1 Richardson R. A Historical Introduction to Gray's Anatomy. Gray's Anatomy, 39th ed. pp xvii-xx. Elsevier: 2005.

-- Niels Olson (email)


Preferring pagination or scrolling seems to depend on one's learning / information processing style. And am doing a PHD thesis (in educational sciences) on that. Very few study has been done so far (in educational sciences as far as I've seen). The results of one study were: people having "analytic" (other termes for that are serialist or sequential) learning style learn better with long pages (scrolling), "global" (or "holist") people learn better with short pages... I will see in my thesis..... Also Web navigation behaviour of people is related with his/her info proc style.... Filiz.

-- Fİliz EYUBOGLU (email)


I just got an email with a built-in pdf file which had a horizontal scroll bar at the bottom of the page that enabled scrolling the pages vertically. It worked superbly and naturally, to my surprise.

-- ET


Well, we naturally turn the pages left to right with our hands, while "scrolling" down with our eyes, so this "bizarre" coordination kind of makes sense, in hindsight. I wonder if it can be found somewhere else in the internet, or was your document tailor made, Pr Tufte?

-- Paul Atlan (email)


Does anyone know how to make InDesign create PDFs with that function? Making a horizontal scroll bar move pages vertically? Please be so kind as to post it here.

-- Niels Olson (email)


The iPad has re-introduced a similar argument. One that started when we transitioned from CD-ROM interfaces (or even HyperCard based interfaces: https://www.flickr.com/photos/formforce/4662660914/) to the web, and now from the web to the tablet. Though magazine apps on the iPad seem to be introducing a hybrid approach, and I'm not convinced they're entirely intuitive.

"iPad: Scroll or Card?" by Oliver Reichenstein of Information Architects does a fair assessment on which to choose while giving insight as to why one model serves a better purpose than the other. http://www.informationarchitects.jp/en/ipad-scroll-or-card/

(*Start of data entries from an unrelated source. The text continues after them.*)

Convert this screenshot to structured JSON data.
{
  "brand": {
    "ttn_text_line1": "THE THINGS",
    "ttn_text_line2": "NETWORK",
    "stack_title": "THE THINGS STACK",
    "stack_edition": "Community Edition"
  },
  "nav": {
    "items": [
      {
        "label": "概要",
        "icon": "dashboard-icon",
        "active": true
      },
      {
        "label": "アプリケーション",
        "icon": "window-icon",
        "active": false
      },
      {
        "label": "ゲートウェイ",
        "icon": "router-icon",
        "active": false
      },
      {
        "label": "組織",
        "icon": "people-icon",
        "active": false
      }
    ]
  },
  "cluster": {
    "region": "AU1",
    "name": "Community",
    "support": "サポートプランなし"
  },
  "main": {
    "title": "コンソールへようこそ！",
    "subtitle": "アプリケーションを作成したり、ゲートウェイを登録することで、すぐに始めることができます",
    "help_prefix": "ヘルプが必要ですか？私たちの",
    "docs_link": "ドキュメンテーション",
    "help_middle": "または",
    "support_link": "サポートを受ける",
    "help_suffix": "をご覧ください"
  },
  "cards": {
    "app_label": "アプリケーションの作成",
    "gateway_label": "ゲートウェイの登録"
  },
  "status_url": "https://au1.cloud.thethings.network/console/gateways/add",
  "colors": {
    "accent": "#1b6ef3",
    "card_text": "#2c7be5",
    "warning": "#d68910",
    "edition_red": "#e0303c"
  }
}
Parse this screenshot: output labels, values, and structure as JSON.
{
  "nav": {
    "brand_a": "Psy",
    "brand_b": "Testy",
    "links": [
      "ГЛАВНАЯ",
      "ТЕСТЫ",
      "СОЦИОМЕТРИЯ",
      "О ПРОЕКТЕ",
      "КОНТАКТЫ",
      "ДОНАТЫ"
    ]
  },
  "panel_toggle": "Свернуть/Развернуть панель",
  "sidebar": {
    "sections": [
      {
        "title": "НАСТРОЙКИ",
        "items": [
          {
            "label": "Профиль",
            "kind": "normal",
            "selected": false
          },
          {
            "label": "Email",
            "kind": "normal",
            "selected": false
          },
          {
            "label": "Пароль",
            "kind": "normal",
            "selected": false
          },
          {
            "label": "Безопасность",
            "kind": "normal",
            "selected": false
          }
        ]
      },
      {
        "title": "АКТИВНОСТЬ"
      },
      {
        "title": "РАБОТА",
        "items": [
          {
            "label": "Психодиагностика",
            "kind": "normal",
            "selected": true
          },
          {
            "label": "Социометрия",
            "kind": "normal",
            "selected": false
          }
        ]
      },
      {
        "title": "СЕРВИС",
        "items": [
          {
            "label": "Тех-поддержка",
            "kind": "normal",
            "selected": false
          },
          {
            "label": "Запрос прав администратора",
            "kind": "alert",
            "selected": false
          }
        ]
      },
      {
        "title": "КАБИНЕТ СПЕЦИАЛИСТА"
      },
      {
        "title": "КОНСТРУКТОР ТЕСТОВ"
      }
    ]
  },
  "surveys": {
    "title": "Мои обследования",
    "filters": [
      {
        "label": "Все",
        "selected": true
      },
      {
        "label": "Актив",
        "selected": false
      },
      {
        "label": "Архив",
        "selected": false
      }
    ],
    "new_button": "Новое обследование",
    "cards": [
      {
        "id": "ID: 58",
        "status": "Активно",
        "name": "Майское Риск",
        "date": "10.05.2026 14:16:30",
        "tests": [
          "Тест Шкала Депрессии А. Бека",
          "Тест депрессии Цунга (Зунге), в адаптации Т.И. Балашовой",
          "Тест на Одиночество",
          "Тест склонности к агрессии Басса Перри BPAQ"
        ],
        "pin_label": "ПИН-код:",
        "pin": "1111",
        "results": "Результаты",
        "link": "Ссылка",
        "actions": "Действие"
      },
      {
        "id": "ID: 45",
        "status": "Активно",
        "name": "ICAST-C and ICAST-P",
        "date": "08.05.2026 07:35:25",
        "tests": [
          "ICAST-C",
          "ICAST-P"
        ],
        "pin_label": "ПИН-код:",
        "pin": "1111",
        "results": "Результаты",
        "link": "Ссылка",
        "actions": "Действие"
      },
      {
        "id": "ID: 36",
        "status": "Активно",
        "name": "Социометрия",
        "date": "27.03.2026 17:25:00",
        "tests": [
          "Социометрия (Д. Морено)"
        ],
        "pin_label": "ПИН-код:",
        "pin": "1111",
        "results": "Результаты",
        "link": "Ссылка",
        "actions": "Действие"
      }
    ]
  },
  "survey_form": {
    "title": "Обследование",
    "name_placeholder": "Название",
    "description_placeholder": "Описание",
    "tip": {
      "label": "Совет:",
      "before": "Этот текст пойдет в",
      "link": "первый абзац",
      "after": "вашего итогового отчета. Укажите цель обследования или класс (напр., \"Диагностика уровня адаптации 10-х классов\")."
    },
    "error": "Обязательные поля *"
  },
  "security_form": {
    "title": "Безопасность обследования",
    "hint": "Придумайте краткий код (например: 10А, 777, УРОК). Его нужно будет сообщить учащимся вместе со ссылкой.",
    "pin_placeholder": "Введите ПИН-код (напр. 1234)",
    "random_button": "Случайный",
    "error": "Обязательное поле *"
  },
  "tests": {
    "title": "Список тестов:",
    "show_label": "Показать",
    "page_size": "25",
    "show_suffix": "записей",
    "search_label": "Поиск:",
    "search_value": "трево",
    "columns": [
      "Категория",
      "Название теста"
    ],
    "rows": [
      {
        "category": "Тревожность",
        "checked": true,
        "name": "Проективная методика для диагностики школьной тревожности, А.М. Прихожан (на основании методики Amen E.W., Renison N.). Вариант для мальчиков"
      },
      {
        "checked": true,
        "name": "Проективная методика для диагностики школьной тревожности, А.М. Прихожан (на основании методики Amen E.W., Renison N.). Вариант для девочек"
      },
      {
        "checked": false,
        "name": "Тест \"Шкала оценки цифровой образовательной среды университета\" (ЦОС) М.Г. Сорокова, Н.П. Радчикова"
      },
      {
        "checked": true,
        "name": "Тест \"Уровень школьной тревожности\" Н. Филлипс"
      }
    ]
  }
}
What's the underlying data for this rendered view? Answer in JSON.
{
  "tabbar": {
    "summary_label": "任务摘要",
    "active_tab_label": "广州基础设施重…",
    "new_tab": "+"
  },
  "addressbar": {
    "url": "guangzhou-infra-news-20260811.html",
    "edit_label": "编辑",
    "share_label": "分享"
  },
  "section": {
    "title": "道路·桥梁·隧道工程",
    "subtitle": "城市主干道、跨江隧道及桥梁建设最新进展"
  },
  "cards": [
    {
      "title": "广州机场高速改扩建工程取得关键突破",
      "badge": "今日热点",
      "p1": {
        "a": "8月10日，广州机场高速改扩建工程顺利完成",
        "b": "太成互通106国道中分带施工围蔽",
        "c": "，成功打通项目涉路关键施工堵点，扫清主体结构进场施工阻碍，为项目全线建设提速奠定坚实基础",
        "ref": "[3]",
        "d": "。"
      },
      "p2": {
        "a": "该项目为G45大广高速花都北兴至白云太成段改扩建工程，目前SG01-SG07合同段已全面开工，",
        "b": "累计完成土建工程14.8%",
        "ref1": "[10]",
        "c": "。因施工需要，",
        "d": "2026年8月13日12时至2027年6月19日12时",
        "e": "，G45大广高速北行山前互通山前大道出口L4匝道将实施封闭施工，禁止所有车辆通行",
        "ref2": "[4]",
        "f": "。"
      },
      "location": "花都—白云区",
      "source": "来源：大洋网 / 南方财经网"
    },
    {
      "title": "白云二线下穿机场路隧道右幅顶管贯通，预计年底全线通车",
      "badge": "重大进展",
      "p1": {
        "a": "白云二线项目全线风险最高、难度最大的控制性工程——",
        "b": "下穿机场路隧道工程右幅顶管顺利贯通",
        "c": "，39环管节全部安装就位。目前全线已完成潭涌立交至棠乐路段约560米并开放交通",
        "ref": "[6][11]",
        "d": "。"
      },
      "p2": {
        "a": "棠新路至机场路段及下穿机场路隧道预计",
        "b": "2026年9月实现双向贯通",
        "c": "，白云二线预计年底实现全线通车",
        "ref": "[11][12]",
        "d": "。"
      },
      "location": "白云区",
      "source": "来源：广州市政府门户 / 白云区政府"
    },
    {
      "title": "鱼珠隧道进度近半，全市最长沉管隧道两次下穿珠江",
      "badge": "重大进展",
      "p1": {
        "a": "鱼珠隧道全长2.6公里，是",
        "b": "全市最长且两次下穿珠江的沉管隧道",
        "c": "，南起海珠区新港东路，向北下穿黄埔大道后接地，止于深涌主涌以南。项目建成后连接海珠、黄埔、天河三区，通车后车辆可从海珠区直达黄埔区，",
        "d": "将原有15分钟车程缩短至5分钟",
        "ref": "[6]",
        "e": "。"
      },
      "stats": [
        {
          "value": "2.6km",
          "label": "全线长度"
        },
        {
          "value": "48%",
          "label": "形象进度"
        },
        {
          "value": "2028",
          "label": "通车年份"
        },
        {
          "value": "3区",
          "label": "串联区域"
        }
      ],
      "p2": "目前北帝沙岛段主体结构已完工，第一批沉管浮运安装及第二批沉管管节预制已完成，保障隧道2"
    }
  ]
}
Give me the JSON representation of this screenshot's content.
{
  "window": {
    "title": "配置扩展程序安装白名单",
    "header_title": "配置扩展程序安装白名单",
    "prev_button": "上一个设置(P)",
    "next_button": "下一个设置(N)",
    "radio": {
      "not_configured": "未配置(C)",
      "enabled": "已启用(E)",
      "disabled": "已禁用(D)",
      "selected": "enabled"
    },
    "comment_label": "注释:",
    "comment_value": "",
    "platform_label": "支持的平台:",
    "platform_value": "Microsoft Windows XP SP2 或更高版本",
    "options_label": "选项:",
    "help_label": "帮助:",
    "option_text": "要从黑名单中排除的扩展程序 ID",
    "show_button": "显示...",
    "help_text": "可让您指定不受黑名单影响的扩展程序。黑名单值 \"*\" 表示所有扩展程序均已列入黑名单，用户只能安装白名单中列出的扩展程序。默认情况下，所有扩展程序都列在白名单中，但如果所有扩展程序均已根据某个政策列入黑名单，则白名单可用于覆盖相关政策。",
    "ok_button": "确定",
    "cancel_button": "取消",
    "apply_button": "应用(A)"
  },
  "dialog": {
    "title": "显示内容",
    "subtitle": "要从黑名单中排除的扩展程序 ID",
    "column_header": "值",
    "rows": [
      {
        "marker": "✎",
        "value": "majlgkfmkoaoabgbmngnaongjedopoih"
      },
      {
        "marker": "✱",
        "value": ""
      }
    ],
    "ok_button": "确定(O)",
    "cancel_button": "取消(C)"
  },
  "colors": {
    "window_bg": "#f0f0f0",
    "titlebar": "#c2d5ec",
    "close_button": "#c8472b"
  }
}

-- Jorge Fino (email)




Threads relevant to interface design:


Threads relevant to the internet: